- _Directions_:
Go through the records and copy each line where the word "CRIMP" occurs.

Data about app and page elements
┌──

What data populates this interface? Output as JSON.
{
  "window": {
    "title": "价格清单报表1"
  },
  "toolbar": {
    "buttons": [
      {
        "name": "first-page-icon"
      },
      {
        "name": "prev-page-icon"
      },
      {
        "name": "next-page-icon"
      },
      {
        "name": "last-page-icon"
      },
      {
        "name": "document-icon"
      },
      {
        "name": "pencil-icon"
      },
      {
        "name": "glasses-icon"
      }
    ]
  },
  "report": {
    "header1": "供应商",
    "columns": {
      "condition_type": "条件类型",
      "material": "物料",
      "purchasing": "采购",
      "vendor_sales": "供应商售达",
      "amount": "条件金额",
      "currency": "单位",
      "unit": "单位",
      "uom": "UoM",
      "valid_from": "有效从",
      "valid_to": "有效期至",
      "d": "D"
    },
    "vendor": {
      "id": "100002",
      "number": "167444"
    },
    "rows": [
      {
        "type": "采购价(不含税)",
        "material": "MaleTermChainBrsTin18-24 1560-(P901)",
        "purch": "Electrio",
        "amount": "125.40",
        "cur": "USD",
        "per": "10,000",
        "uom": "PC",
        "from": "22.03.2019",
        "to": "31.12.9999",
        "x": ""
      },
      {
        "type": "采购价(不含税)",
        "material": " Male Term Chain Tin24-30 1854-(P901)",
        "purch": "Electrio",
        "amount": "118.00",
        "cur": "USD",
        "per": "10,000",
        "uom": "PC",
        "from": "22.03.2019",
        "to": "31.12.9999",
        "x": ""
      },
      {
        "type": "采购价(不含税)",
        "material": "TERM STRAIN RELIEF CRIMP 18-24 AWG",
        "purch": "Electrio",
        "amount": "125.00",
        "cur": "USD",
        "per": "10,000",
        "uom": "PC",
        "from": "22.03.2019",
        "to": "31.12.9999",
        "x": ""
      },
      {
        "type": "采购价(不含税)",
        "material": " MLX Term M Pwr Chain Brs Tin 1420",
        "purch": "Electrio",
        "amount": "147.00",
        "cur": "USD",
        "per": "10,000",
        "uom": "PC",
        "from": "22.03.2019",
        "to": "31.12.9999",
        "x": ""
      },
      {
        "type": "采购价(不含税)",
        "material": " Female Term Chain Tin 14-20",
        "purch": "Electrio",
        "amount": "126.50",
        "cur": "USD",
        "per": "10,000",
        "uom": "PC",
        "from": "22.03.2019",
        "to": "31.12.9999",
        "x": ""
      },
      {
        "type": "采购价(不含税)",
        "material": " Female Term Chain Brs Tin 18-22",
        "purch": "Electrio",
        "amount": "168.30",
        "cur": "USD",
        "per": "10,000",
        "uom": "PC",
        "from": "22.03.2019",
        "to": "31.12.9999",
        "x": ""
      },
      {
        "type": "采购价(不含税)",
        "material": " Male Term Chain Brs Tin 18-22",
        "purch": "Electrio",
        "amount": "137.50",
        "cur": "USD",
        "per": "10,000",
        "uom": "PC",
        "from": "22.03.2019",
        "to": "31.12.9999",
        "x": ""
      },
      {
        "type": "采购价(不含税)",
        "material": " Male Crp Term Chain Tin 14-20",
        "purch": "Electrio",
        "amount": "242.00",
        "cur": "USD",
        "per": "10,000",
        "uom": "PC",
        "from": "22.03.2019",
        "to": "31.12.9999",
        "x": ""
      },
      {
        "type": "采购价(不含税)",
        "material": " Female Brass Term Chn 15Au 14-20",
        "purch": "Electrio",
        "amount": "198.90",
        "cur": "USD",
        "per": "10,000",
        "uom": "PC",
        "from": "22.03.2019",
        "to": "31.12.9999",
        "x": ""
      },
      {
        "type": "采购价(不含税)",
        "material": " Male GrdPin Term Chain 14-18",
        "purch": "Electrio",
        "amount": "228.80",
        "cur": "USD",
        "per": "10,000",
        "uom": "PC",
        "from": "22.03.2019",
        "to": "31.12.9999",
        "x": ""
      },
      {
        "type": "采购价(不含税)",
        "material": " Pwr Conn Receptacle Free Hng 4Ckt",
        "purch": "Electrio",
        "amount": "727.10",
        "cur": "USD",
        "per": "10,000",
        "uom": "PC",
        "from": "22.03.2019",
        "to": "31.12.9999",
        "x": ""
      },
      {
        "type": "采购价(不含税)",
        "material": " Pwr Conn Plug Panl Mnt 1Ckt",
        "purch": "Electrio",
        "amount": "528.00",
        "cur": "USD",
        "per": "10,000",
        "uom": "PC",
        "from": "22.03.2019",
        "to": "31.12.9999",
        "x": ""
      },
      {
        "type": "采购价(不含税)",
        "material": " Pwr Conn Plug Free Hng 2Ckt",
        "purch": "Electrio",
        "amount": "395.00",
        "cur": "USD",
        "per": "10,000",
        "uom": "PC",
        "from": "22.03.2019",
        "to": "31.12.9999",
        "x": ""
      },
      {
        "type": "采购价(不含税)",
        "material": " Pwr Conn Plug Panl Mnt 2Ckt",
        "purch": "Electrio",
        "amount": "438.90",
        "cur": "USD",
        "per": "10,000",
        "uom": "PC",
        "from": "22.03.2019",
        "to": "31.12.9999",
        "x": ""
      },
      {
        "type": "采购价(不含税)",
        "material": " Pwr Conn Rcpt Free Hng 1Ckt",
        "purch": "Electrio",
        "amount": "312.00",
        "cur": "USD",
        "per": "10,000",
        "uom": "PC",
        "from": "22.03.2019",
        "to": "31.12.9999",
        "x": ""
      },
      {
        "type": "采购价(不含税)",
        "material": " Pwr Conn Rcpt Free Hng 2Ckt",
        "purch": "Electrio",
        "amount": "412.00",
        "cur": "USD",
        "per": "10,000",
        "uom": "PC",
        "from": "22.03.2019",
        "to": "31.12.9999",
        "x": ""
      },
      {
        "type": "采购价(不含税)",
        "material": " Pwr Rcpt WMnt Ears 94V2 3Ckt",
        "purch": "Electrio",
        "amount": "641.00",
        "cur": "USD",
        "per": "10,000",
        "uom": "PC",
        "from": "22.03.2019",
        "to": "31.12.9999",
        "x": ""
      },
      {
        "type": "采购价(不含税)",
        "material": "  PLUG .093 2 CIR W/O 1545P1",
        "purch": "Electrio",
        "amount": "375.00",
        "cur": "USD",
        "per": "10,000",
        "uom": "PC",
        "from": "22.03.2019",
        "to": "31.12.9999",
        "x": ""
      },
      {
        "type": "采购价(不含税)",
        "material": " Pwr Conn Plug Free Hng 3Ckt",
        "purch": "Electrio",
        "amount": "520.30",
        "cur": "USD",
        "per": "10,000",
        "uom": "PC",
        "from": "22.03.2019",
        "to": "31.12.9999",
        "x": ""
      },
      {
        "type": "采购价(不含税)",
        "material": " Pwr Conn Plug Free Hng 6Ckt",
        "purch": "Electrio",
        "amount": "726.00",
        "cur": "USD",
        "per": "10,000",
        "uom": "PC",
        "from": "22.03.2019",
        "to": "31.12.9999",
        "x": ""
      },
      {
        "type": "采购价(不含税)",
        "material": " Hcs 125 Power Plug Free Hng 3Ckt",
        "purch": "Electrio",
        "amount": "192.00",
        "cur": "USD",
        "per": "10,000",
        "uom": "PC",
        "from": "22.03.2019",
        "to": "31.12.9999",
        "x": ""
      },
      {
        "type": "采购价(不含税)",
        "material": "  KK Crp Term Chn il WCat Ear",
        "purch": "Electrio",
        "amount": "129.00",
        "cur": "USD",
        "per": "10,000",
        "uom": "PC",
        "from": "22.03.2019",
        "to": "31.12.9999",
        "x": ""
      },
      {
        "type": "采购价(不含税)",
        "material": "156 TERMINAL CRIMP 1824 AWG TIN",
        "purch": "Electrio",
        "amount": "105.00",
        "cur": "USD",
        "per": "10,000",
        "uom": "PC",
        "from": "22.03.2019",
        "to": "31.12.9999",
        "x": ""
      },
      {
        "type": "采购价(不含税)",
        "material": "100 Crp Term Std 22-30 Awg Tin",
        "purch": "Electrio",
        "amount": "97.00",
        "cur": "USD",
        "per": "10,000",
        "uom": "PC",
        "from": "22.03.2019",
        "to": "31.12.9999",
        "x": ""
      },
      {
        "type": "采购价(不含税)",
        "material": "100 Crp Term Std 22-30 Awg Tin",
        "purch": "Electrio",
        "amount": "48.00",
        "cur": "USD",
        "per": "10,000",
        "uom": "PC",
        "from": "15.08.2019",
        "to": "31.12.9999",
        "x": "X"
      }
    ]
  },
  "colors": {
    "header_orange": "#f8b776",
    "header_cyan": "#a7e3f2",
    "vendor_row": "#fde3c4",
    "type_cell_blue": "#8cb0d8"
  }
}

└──

- _Exercise result_:
        "material": "TERM STRAIN RELIEF CRIMP 18-24 AWG",
        "material": "156 TERMINAL CRIMP 1824 AWG TIN",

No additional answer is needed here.